WHAT THIS TASK INVOLVES: Please print out every entry below, verbatim.

DATASET RECORDS:

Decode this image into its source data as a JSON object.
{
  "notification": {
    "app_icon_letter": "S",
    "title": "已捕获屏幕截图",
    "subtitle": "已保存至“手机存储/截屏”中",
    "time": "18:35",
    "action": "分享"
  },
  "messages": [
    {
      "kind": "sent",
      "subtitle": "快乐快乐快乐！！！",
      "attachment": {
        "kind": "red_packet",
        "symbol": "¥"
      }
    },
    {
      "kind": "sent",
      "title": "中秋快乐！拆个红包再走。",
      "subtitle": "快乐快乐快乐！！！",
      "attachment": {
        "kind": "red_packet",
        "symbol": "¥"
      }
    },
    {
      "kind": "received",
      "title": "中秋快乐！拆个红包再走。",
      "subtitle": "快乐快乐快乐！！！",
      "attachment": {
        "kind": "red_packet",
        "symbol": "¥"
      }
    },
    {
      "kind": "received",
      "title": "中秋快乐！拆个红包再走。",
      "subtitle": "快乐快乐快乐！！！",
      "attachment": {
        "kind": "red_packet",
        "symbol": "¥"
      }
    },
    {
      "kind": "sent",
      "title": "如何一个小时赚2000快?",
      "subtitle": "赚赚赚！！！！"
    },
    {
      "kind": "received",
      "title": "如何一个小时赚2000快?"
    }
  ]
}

TASK SOLUTION:
Decode this image into its source data as a JSON object.
{
  "notification": {
    "app_icon_letter": "S",
    "title": "已捕获屏幕截图",
    "subtitle": "已保存至“手机存储/截屏”中",
    "time": "18:35",
    "action": "分享"
  },
  "messages": [
    {
      "kind": "sent",
      "subtitle": "快乐快乐快乐！！！",
      "attachment": {
        "kind": "red_packet",
        "symbol": "¥"
      }
    },
    {
      "kind": "sent",
      "title": "中秋快乐！拆个红包再走。",
      "subtitle": "快乐快乐快乐！！！",
      "attachment": {
        "kind": "red_packet",
        "symbol": "¥"
      }
    },
    {
      "kind": "received",
      "title": "中秋快乐！拆个红包再走。",
      "subtitle": "快乐快乐快乐！！！",
      "attachment": {
        "kind": "red_packet",
        "symbol": "¥"
      }
    },
    {
      "kind": "received",
      "title": "中秋快乐！拆个红包再走。",
      "subtitle": "快乐快乐快乐！！！",
      "attachment": {
        "kind": "red_packet",
        "symbol": "¥"
      }
    },
    {
      "kind": "sent",
      "title": "如何一个小时赚2000快?",
      "subtitle": "赚赚赚！！！！"
    },
    {
      "kind": "received",
      "title": "如何一个小时赚2000快?"
    }
  ]
}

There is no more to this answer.